DATA FOR THE TASK below:
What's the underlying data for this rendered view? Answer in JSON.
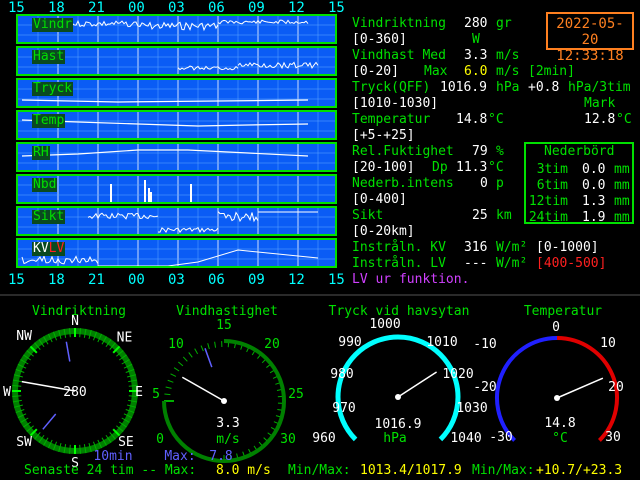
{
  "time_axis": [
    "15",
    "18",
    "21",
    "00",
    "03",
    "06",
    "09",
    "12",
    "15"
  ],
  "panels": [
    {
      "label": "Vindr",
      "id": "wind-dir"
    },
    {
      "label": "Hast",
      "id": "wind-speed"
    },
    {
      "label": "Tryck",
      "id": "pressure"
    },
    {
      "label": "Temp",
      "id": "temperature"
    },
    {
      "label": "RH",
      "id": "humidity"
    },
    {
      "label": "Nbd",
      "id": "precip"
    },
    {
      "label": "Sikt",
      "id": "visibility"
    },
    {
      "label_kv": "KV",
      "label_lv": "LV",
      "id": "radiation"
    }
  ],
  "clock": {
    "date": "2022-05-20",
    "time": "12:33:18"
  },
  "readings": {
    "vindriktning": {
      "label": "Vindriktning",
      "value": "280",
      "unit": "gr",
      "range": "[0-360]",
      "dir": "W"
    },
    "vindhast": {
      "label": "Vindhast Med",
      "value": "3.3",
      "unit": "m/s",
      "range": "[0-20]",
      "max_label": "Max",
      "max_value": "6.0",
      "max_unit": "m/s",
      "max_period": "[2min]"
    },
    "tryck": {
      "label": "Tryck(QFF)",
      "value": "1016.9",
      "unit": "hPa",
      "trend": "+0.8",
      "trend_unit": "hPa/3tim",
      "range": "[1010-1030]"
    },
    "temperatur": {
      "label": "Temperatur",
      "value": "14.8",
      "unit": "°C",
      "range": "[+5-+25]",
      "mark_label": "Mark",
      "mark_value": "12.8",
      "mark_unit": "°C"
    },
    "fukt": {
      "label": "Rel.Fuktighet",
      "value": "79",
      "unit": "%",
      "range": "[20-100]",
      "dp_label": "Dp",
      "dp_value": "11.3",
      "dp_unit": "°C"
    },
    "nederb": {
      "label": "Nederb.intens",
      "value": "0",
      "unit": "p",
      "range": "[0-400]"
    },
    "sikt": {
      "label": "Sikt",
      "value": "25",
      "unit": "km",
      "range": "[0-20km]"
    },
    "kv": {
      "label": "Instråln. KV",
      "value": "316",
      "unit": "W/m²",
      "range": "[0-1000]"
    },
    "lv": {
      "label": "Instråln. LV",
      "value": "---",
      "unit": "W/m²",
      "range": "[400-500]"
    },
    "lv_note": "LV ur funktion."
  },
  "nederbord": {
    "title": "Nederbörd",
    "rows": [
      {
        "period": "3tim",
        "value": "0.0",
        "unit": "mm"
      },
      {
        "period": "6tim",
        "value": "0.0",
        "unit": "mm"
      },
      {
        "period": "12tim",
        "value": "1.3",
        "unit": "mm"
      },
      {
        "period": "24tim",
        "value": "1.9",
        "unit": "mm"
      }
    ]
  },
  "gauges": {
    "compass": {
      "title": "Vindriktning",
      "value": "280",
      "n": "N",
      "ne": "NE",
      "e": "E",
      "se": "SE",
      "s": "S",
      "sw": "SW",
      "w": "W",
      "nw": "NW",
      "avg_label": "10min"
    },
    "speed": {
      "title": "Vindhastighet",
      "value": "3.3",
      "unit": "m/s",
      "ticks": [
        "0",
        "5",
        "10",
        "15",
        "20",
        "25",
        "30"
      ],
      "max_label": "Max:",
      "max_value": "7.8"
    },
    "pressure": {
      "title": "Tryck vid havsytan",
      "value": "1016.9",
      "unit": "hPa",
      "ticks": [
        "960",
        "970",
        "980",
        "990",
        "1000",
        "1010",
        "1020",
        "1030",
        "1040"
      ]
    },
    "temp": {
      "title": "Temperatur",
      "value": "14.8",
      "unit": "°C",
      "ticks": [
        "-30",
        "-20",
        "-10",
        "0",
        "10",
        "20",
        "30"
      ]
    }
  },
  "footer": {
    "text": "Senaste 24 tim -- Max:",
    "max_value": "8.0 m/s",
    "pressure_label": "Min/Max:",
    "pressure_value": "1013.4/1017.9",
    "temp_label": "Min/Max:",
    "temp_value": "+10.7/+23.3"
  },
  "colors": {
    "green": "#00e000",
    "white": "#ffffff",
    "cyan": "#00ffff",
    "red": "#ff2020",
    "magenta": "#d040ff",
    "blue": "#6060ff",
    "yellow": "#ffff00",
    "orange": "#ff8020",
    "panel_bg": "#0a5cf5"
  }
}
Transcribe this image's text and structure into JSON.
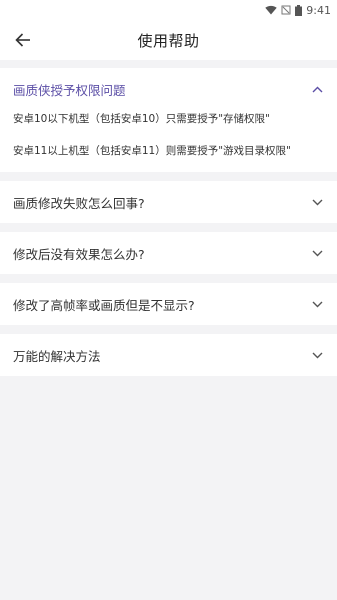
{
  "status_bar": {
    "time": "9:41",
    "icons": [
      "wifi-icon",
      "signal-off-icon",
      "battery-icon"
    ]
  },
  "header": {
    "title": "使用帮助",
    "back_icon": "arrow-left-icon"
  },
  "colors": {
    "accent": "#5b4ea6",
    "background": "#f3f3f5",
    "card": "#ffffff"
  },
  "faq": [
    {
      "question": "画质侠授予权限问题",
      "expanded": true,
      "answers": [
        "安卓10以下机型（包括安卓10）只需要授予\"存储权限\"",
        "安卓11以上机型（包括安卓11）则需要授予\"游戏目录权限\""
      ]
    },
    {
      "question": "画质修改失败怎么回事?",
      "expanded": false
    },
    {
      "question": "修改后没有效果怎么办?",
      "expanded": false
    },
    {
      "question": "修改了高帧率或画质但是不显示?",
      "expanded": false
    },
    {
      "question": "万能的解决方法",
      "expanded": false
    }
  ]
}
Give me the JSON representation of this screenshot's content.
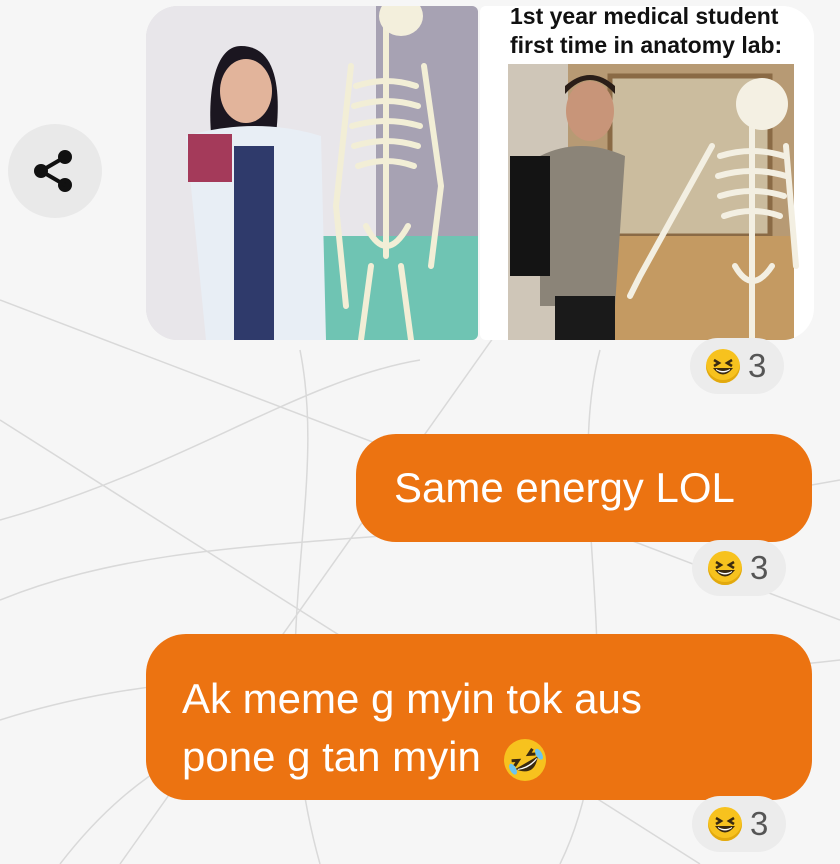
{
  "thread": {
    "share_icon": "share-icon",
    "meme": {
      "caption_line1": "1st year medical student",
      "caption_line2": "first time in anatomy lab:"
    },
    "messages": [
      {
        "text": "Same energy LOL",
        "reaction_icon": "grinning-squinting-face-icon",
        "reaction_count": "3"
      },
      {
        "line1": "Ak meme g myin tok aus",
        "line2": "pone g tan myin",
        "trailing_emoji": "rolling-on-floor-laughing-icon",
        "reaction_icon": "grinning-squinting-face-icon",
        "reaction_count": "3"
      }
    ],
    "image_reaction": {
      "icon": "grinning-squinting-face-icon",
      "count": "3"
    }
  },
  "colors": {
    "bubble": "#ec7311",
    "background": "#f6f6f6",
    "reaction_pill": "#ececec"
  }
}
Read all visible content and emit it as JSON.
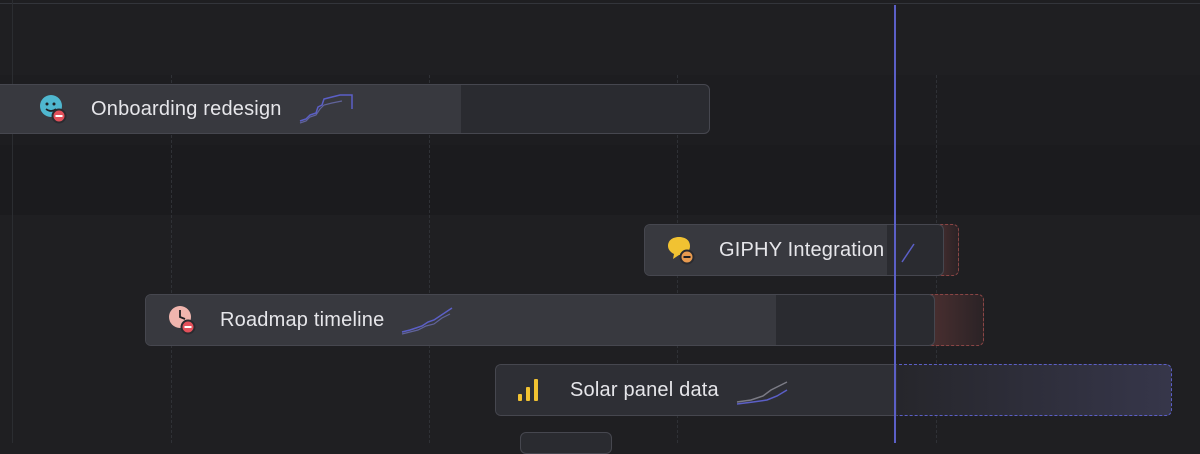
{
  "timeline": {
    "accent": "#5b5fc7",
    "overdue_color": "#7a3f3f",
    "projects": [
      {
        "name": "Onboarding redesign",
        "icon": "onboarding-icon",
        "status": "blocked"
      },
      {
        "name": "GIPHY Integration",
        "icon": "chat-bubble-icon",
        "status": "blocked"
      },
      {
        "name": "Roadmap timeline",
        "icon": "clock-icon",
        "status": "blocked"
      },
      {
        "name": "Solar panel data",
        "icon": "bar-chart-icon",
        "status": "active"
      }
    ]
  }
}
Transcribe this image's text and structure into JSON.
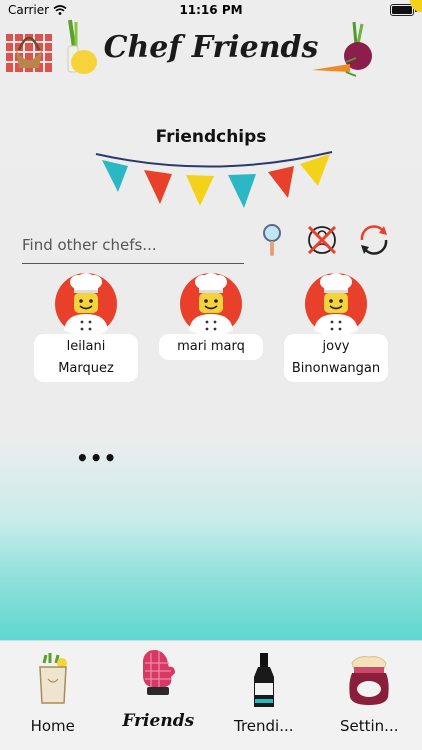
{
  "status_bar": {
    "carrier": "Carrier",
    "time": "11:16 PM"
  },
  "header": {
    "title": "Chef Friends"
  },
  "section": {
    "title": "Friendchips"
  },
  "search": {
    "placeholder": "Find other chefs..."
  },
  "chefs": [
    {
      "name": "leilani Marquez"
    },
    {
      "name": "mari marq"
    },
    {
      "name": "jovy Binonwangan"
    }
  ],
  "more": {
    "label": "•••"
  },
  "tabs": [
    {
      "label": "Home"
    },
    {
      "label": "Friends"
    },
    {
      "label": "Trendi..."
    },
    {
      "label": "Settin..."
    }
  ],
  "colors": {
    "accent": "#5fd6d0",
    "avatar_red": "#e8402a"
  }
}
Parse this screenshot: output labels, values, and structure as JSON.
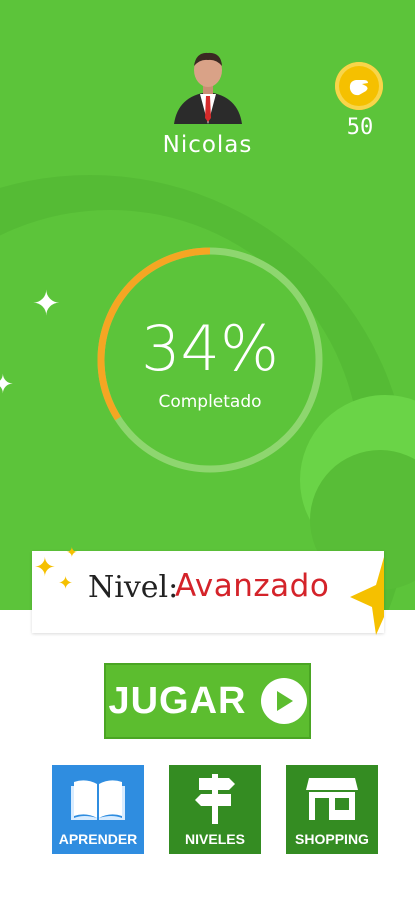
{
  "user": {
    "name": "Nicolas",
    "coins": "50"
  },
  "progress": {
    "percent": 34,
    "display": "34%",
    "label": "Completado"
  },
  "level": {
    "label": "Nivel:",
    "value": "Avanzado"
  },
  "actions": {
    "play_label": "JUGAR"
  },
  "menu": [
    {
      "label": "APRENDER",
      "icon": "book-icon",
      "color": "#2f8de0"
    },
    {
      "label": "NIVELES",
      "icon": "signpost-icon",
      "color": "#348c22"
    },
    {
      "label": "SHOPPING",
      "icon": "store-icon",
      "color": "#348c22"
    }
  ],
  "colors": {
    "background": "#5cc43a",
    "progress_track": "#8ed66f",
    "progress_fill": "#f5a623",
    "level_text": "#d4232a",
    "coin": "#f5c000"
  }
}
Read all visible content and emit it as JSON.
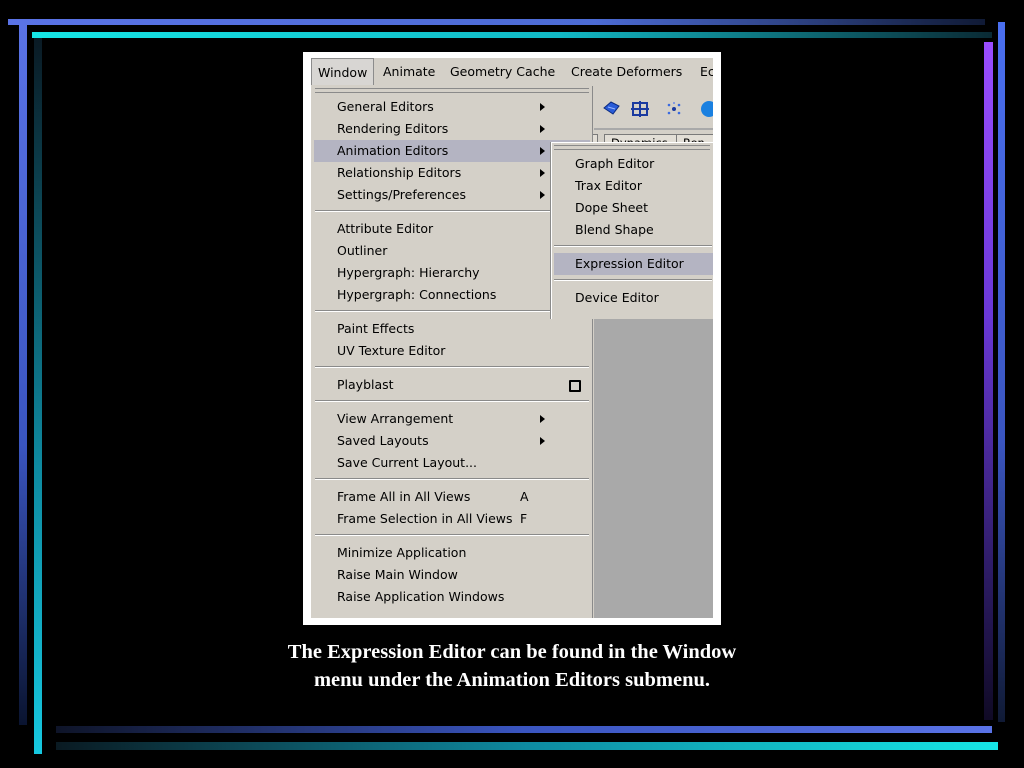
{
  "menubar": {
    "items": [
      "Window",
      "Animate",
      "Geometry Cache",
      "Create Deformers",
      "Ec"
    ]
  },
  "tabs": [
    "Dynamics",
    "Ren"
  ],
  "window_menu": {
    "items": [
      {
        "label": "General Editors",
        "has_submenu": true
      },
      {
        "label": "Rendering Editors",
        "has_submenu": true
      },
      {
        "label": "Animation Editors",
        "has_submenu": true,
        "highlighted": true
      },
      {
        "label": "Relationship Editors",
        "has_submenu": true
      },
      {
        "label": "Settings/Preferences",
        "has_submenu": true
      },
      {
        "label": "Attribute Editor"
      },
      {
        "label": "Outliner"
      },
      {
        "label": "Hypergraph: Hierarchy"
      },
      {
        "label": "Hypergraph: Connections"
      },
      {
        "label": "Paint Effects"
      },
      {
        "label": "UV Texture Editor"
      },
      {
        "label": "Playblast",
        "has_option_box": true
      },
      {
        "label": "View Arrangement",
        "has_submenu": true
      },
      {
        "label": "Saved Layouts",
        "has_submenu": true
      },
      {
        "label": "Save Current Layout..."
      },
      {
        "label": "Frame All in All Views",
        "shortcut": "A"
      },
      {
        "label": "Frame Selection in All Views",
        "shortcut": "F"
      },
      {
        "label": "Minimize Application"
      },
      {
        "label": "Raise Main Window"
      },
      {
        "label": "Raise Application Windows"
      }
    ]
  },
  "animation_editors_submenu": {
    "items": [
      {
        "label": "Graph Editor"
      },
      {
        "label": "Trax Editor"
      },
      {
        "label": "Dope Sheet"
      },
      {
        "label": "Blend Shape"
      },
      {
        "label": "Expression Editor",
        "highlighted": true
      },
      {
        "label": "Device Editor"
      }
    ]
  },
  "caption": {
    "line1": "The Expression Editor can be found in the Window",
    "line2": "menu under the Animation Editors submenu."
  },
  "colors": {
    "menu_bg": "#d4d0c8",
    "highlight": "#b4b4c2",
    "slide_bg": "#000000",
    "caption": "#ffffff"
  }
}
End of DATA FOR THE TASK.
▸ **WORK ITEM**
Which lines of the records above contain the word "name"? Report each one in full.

▸ **SOLVED PROBLEM**
        "name": "Onboarding redesign",
        "name": "GIPHY Integration",
        "name": "Roadmap timeline",
        "name": "Solar panel data",
      "name": "leilani Marquez"
      "name": "mari marq"
      "name": "jovy Binonwangan"
    "name": "Nicolas",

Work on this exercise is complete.